[1] “Such term does not include a learning problem that is primarily the result of visual, hearing, or motor disabilities, of intellectual disabilities, of emotional disturbance, or of environmental, cultural, or economic disadvantage.” 20 U.S.C. § 1401(30)(C).

[2] This section is strictly limited for the purposes of our initial research questions.  This section does not purport to address the full breadth of procedural and other requirements under IDEA.

[3] This “extends the prohibition of discrimination” in federally assisted programs established by section 504 of the Rehabilitation Act of 1973 to all activities of State and local governments, including those that do not receive Federal financial assistance, and incorporates specific prohibitions of discrimination on the basis of disability from titles I, III, and V of the Americans with Disabilities Act.  28 C.F.R. pt. 35, App. B.

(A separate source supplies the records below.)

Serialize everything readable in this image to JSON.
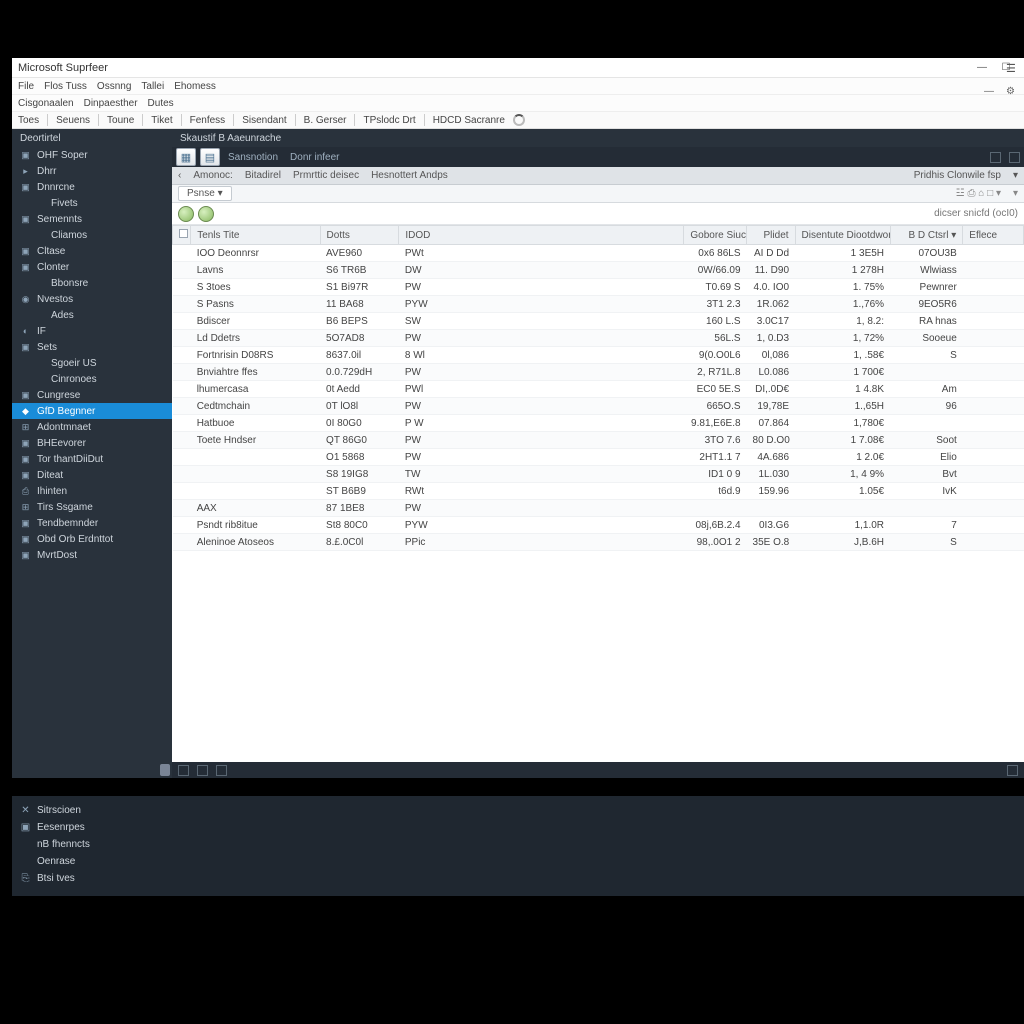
{
  "window": {
    "title": "Microsoft Suprfeer",
    "min": "—",
    "max": "☐",
    "close": "✕"
  },
  "menubar1": [
    "File",
    "Flos  Tuss",
    "Ossnng",
    "Tallei",
    "Ehomess"
  ],
  "menubar2": [
    "Cisgonaalen",
    "Dinpaesther",
    "Dutes"
  ],
  "toolrow": [
    "Toes",
    "Seuens",
    "Toune",
    "Tiket",
    "Fenfess",
    "Sisendant",
    "B. Gerser",
    "TPslodc Drt",
    "HDCD Sacranre"
  ],
  "darkstrip": {
    "left": "Deortirtel",
    "right": "Skaustif B Aaeunrache"
  },
  "sidebar": {
    "items": [
      {
        "icon": "▣",
        "label": "OHF Soper"
      },
      {
        "icon": "▸",
        "label": "Dhrr"
      },
      {
        "icon": "▣",
        "label": "Dnnrcne"
      },
      {
        "icon": "",
        "label": "Fivets",
        "indent": true
      },
      {
        "icon": "▣",
        "label": "Semennts"
      },
      {
        "icon": "",
        "label": "Cliamos",
        "indent": true
      },
      {
        "icon": "▣",
        "label": "Cltase"
      },
      {
        "icon": "▣",
        "label": "Clonter"
      },
      {
        "icon": "",
        "label": "Bbonsre",
        "indent": true
      },
      {
        "icon": "◉",
        "label": "Nvestos"
      },
      {
        "icon": "",
        "label": "Ades",
        "indent": true
      },
      {
        "icon": "◐",
        "label": "IF"
      },
      {
        "icon": "▣",
        "label": "Sets"
      },
      {
        "icon": "",
        "label": "Sgoeir US",
        "indent": true
      },
      {
        "icon": "",
        "label": "Cinronoes",
        "indent": true
      },
      {
        "icon": "▣",
        "label": "Cungrese"
      },
      {
        "icon": "◆",
        "label": "GfD Begnner",
        "selected": true
      },
      {
        "icon": "⊞",
        "label": "Adontmnaet"
      },
      {
        "icon": "▣",
        "label": "BHEevorer"
      },
      {
        "icon": "▣",
        "label": "Tor thantDiiDut"
      },
      {
        "icon": "▣",
        "label": "Diteat"
      },
      {
        "icon": "⎙",
        "label": "Ihinten"
      },
      {
        "icon": "⊞",
        "label": "Tirs Ssgame"
      },
      {
        "icon": "▣",
        "label": "Tendbemnder"
      },
      {
        "icon": "▣",
        "label": "Obd Orb Erdnttot"
      },
      {
        "icon": "▣",
        "label": "MvrtDost"
      }
    ]
  },
  "main": {
    "topbar": {
      "labels": [
        "Sansnotion",
        "Donr infeer"
      ]
    },
    "tabs": [
      "Amonoc:",
      "Bitadirel",
      "Prmrttic deisec",
      "Hesnottert Andps"
    ],
    "tabs_right": "Pridhis Clonwile fsp",
    "subbar": {
      "pill": "Psnse ▾",
      "right_controls": [
        "☳",
        "⎙",
        "⌂",
        "□",
        "▾"
      ]
    },
    "iconrow_right": "dicser snicfd (ocI0)",
    "columns": [
      "",
      "Tenls   Tite",
      "Dotts",
      "IDOD",
      "Gobore Siucl",
      "Plidet",
      "Disentute Diootdwords",
      "B  D Ctsrl ▾",
      "Eflece"
    ],
    "rows": [
      {
        "name": "IOO Deonnrsr",
        "date": "AVE960",
        "idd": "PWt",
        "gf": "0x6 86LS",
        "pl": "AI D Dd",
        "db": "1 3E5H",
        "bc": "07OU3B",
        "ef": ""
      },
      {
        "name": "Lavns",
        "date": "S6 TR6B",
        "idd": "DW",
        "gf": "0W/66.09",
        "pl": "11. D90",
        "db": "1 278H",
        "bc": "Wlwiass",
        "ef": ""
      },
      {
        "name": "S 3toes",
        "date": "S1 Bi97R",
        "idd": "PW",
        "gf": "T0.69 S",
        "pl": "4.0. IO0",
        "db": "1. 75%",
        "bc": "Pewnrer",
        "ef": ""
      },
      {
        "name": "S Pasns",
        "date": "11 BA68",
        "idd": "PYW",
        "gf": "3T1 2.3",
        "pl": "1R.062",
        "db": "1.,76%",
        "bc": "9EO5R6",
        "ef": ""
      },
      {
        "name": "Bdiscer",
        "date": "B6 BEPS",
        "idd": "SW",
        "gf": "160 L.S",
        "pl": "3.0C17",
        "db": "1, 8.2:",
        "bc": "RA hnas",
        "ef": ""
      },
      {
        "name": "Ld Ddetrs",
        "date": "5O7AD8",
        "idd": "PW",
        "gf": "56L.S",
        "pl": "1, 0.D3",
        "db": "1, 72%",
        "bc": "Sooeue",
        "ef": ""
      },
      {
        "name": "Fortnrisin D08RS",
        "date": "8637.0il",
        "idd": "8 Wl",
        "gf": "9(0.O0L6",
        "pl": "0l,086",
        "db": "1, .58€",
        "bc": "S",
        "ef": ""
      },
      {
        "name": "Bnviahtre ffes",
        "date": "0.0.729dH",
        "idd": "PW",
        "gf": "2, R71L.8",
        "pl": "L0.086",
        "db": "1 700€",
        "bc": "",
        "ef": ""
      },
      {
        "name": "lhumercasa",
        "date": "0t Aedd",
        "idd": "PWl",
        "gf": "EC0 5E.S",
        "pl": "DI,.0D€",
        "db": "1 4.8K",
        "bc": "Am",
        "ef": ""
      },
      {
        "name": "Cedtmchain",
        "date": "0T lO8l",
        "idd": "PW",
        "gf": "665O.S",
        "pl": "19,78E",
        "db": "1.,65H",
        "bc": "96",
        "ef": ""
      },
      {
        "name": "Hatbuoe",
        "date": "0I 80G0",
        "idd": "P W",
        "gf": "9.81,E6E.8",
        "pl": "07.864",
        "db": "1,780€",
        "bc": "",
        "ef": ""
      },
      {
        "name": "Toete Hndser",
        "date": "QT 86G0",
        "idd": "PW",
        "gf": "3TO 7.6",
        "pl": "80 D.O0",
        "db": "1 7.08€",
        "bc": "Soot",
        "ef": ""
      },
      {
        "name": "",
        "date": "O1 5868",
        "idd": "PW",
        "gf": "2HT1.1 7",
        "pl": "4A.686",
        "db": "1 2.0€",
        "bc": "Elio",
        "ef": ""
      },
      {
        "name": "",
        "date": "S8 19IG8",
        "idd": "TW",
        "gf": "ID1 0 9",
        "pl": "1L.030",
        "db": "1, 4 9%",
        "bc": "Bvt",
        "ef": ""
      },
      {
        "name": "",
        "date": "ST B6B9",
        "idd": "RWt",
        "gf": "t6d.9",
        "pl": "159.96",
        "db": "1.05€",
        "bc": "IvK",
        "ef": ""
      },
      {
        "name": "AAX",
        "date": "87 1BE8",
        "idd": "PW",
        "gf": "",
        "pl": "",
        "db": "",
        "bc": "",
        "ef": ""
      },
      {
        "name": "Psndt rib8itue",
        "date": "St8 80C0",
        "idd": "PYW",
        "gf": "08j,6B.2.4",
        "pl": "0I3.G6",
        "db": "1,1.0R",
        "bc": "7",
        "ef": ""
      },
      {
        "name": "Aleninoe Atoseos",
        "date": "8.£.0C0l",
        "idd": "PPic",
        "gf": "98,.0O1 2",
        "pl": "35E O.8",
        "db": "J,B.6H",
        "bc": "S",
        "ef": ""
      }
    ]
  },
  "lowerpanel": {
    "items": [
      {
        "icon": "✕",
        "label": "Sitrscioen"
      },
      {
        "icon": "▣",
        "label": "Eesenrpes"
      },
      {
        "icon": "",
        "label": "nB fhenncts"
      },
      {
        "icon": "",
        "label": "Oenrase"
      },
      {
        "icon": "⎘",
        "label": "Btsi  tves"
      }
    ]
  }
}
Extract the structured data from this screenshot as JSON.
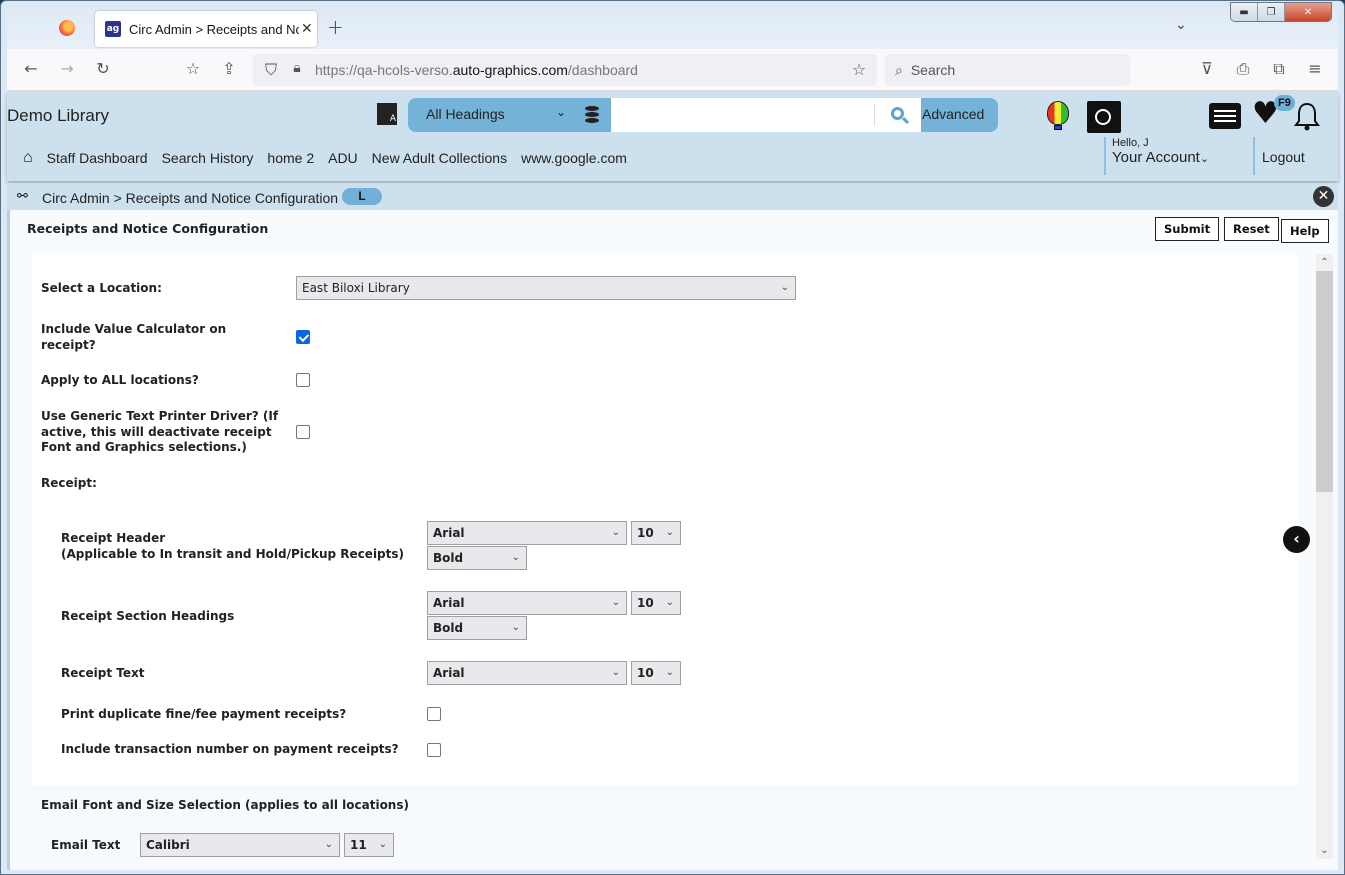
{
  "browser": {
    "tab_title": "Circ Admin > Receipts and Noti",
    "tab_close": "✕",
    "new_tab": "+",
    "url_prefix": "https://qa-hcols-verso.",
    "url_domain": "auto-graphics.com",
    "url_path": "/dashboard",
    "search_placeholder": "Search",
    "window_controls": {
      "minimize": "▬",
      "restore": "❐",
      "close": "✕"
    }
  },
  "header": {
    "library_name": "Demo Library",
    "search": {
      "scope": "All Headings",
      "query": "",
      "advanced_label": "Advanced"
    },
    "badge_f9": "F9",
    "nav_links": [
      "Staff Dashboard",
      "Search History",
      "home 2",
      "ADU",
      "New Adult Collections",
      "www.google.com"
    ],
    "account": {
      "greeting": "Hello, J",
      "label": "Your Account"
    },
    "logout_label": "Logout"
  },
  "breadcrumb": {
    "text": "Circ Admin > Receipts and Notice Configuration",
    "badge": "L"
  },
  "page": {
    "title": "Receipts and Notice Configuration",
    "buttons": {
      "submit": "Submit",
      "reset": "Reset",
      "help": "Help"
    },
    "location_label": "Select a Location:",
    "location_value": "East Biloxi Library",
    "include_value_calc_label": "Include Value Calculator on receipt?",
    "include_value_calc_checked": true,
    "apply_all_label": "Apply to ALL locations?",
    "apply_all_checked": false,
    "generic_driver_label": "Use Generic Text Printer Driver? (If active, this will deactivate receipt Font and Graphics selections.)",
    "generic_driver_checked": false,
    "receipt_section_label": "Receipt:",
    "receipt_rows": [
      {
        "label": "Receipt Header",
        "sublabel": "(Applicable to In transit and Hold/Pickup Receipts)",
        "font": "Arial",
        "size": "10",
        "style": "Bold"
      },
      {
        "label": "Receipt Section Headings",
        "sublabel": "",
        "font": "Arial",
        "size": "10",
        "style": "Bold"
      },
      {
        "label": "Receipt Text",
        "sublabel": "",
        "font": "Arial",
        "size": "10",
        "style": ""
      }
    ],
    "print_duplicate_label": "Print duplicate fine/fee payment receipts?",
    "print_duplicate_checked": false,
    "include_txn_label": "Include transaction number on payment receipts?",
    "include_txn_checked": false,
    "email_section_label": "Email Font and Size Selection (applies to all locations)",
    "email_text_label": "Email Text",
    "email_font": "Calibri",
    "email_size": "11"
  },
  "colors": {
    "header_bg": "#cde0ee",
    "search_accent": "#75b2d8",
    "checkbox_checked": "#0b66e4"
  }
}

[4] “Subject to subparagraphs (C), (D), (E), and (F), the term “individual with a disability” means, for purposes of sections 701711, and 712 of this title and subchapters II, IV, V, and VII of this chapter [29 U.S.C.A. §§ 760 et seq., 780 et seq., 790 et seq., and 796 et seq.], any person who has a disability as defined in section 12102 of Title 42.” 29 U.S.C.A. § 705(20)(B) (West).

[5] “[A]n individual with a disability who, with or without reasonable modifications to rules, policies, or practices, the removal of architectural, communication, or transportation barriers, or the provision of auxiliary aids and services, meets the essential eligibility requirements for the receipt of services or the participation in programs or activities provided by a public entity.” 42 U.S.C.A. § 12131(2) (West).

[6] This section is strictly limited for the purposes of our initial research questions.  This section does not purport to address the full breadth of procedural and other requirements within 504 and the ADA.

[7] “OCR [(Office of Civil Rights)] has interpreted Section 504 to require districts to obtain parental permission for initial evaluations. If a district suspects a student needs or is believed to need special instruction or related services and parental consent is withheld, the IDEA and Section 504 provide that districts may use due process hearing procedures to seek to override the parents' denial of consent for an initial evaluation.” http://www2.ed.gov/about/offices/list/ocr/504faq.html#evaluation.